On February 17 London implemented another tax designed to keep cars off the roads, or at least out of the central part of town. From 7 AM till 6:30 PM, all vehicles operating inside the Inner Ring Road (an area comprising 8 square miles of central London) will be required to pay 5 per day. That's right: about 8 bucks every day you drive in that part of the city. Plus parking. Plus $5/gallon for petrol. The fee rises to 10 if payment isn't made by 10PM the evening of the drive. Thanks to the magic of embedded systems coupled to a large .NET application Londoners now have an even more compelling reason to join the swarms of commuters on the packed but efficient Underground.
Apparently traffic speeds in this section of town have fallen to an average of 3 MPH during peak hours. The city council hopes the new rules will cut congestion by 15% and raise 130 million per year for mass transit improvements.
The cops won't enforce this; there are neither special passes nor electronic transducers. Instead 900 cameras positioned at 230 points around the city will capture 90% of all license plates, firmware translating the video to alphanumerics checked against a database.
Drivers may pay the 5 fee via telephone, a web site, or in person at one of 9,000 retail outfits. Officials expect 100,000 payment phone calls per day. I expect most of these will be from automotive cell users, perhaps leading to more accidents and congestion. At the least this is a boon to the cellular providers. Another fascinating payment scheme uses text messaging, a technology embraced much more wholeheartedly across the Pond than here in the States. The thought of composing and sending a text message while behind the wheel is terrifying; but with traffic crawling at 3 MPH perhaps this isn't such a problem after all.
All vehicles moving in the zone, not just those crossing the boundary road, are subject to the tax and to camera-monitored enforcement. There are exemptions for fuel-efficient cars like hybrids. Commuters will have cheaper and easier options, the best deal being a yearly pass for 1250 ($2000).
The program has been in development for some years, but eerily parallels the US's Total Information Awareness (TIA) initiative mandated as part of the new security protocols. TIA promises to tie all information sources into a central database. The courts seem reluctant to monitor our email — at least for now — but presumably our movements will be tracked via EZPASS transponders, cell phone transmissions, and traffic cameras. I had no idea the technology to quickly and automatically read license plates is so advanced; surely the intelligence community will harness this capability.
During the Nixon era the CIA was blasted for spying on citizens. The outrage was both philosophical and legal, as the agency has no mandate to operate inside the country. Today's threat-laden climate has swept the reforms enacted back then out the door.

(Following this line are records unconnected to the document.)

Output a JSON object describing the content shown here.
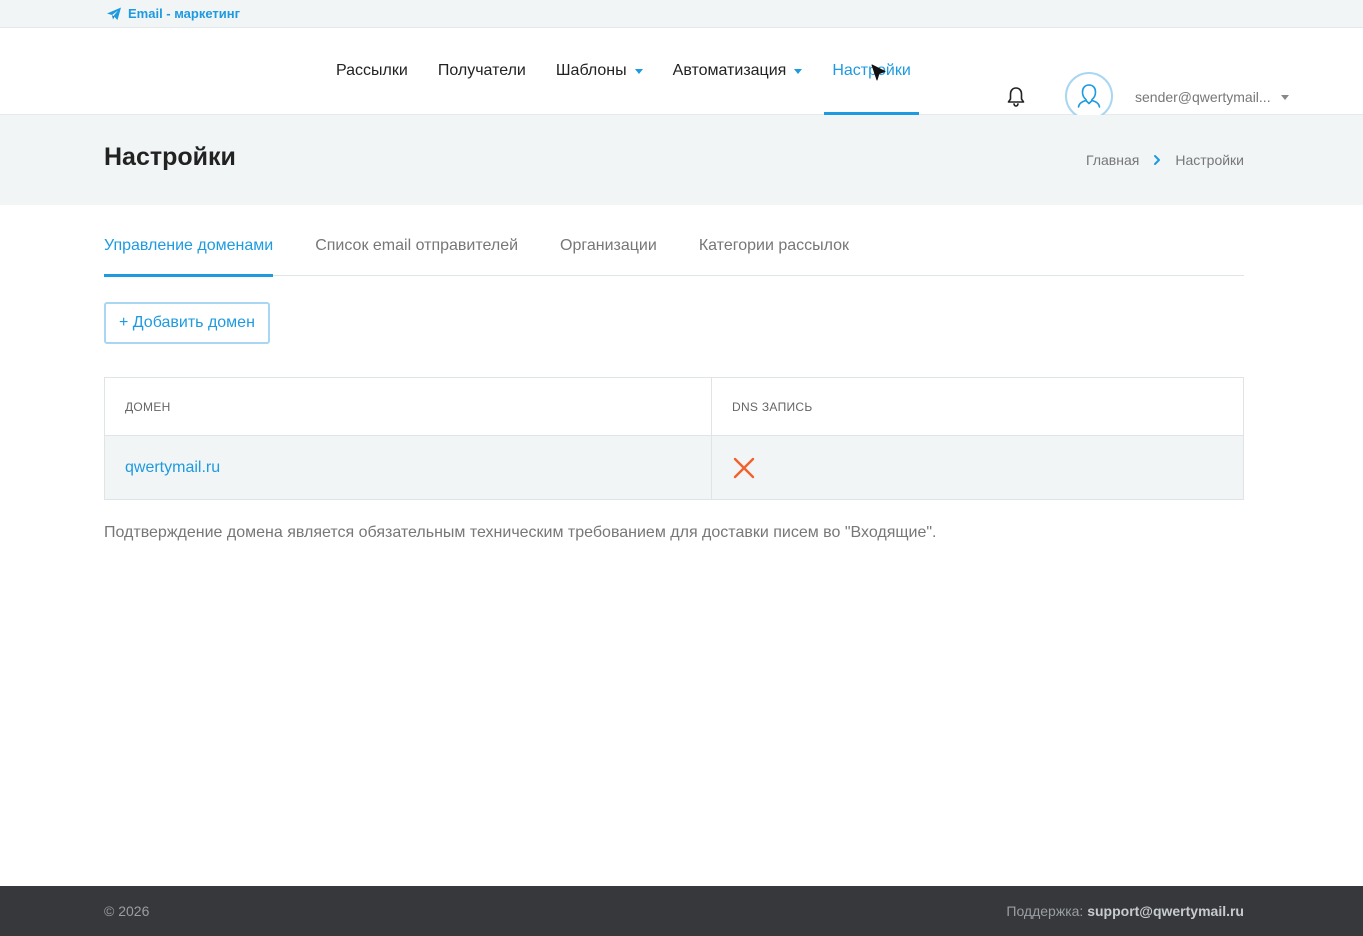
{
  "brand": {
    "label": "Email - маркетинг"
  },
  "nav": {
    "items": [
      {
        "label": "Рассылки",
        "dropdown": false,
        "active": false
      },
      {
        "label": "Получатели",
        "dropdown": false,
        "active": false
      },
      {
        "label": "Шаблоны",
        "dropdown": true,
        "active": false
      },
      {
        "label": "Автоматизация",
        "dropdown": true,
        "active": false
      },
      {
        "label": "Настройки",
        "dropdown": false,
        "active": true
      }
    ],
    "user_email": "sender@qwertymail..."
  },
  "titlebar": {
    "title": "Настройки",
    "breadcrumb": [
      "Главная",
      "Настройки"
    ]
  },
  "tabs": [
    {
      "label": "Управление доменами",
      "active": true
    },
    {
      "label": "Список email отправителей",
      "active": false
    },
    {
      "label": "Организации",
      "active": false
    },
    {
      "label": "Категории рассылок",
      "active": false
    }
  ],
  "actions": {
    "add_domain_label": "+ Добавить домен"
  },
  "table": {
    "headers": [
      "ДОМЕН",
      "DNS ЗАПИСЬ"
    ],
    "rows": [
      {
        "domain": "qwertymail.ru",
        "dns_status": "not-verified"
      }
    ]
  },
  "note": "Подтверждение домена является обязательным техническим требованием для доставки писем во \"Входящие\".",
  "footer": {
    "copyright": "© 2026",
    "support_label": "Поддержка:",
    "support_email": "support@qwertymail.ru"
  },
  "colors": {
    "accent": "#1e9ae0",
    "error": "#f0622d",
    "footer_bg": "#36383b",
    "panel_bg": "#f1f5f6"
  },
  "icons": {
    "brand": "paper-plane-icon",
    "notifications": "bell-icon",
    "avatar": "user-avatar-icon",
    "breadcrumb_sep": "chevron-right-icon",
    "dns_status": "x-mark-icon"
  }
}
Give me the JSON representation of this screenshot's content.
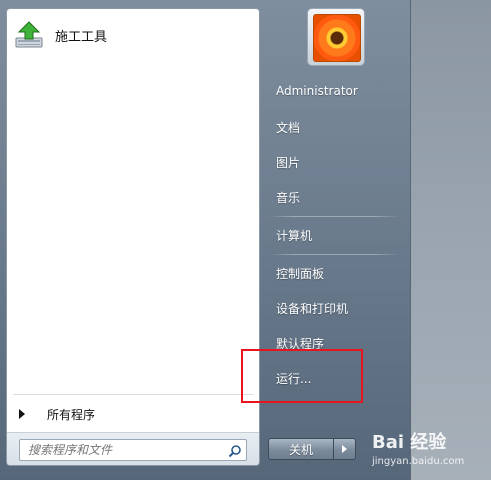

TIA really bugs me. But in London they've found a fascinating use for similar technology. Pollution, congestion and energy needs will be reduced by making driving financially painful. A rather draconian “big-brother” automated computer system enforces compliance. Though it remains to be seen how well such a complex system will work, I think it's a harbinger of things to come. Perhaps American cities will someday rent access to the TIA database for similar reasons.
And who knows? TIA could become a Federal profit center. I bet the Direct Marketing Association would love access, too. I'm dreading the day my phone rings and an automaton tells me that if I take the next exit, well, there's a sale on shoes at J.C. Penney.
Jack G. Ganssle is a lecturer and consultant on embedded development issues. He conducts seminars on embedded systems and helps companies with their embedded challenges. He founded two companies specializing in embedded systems. Contact him at . His website is .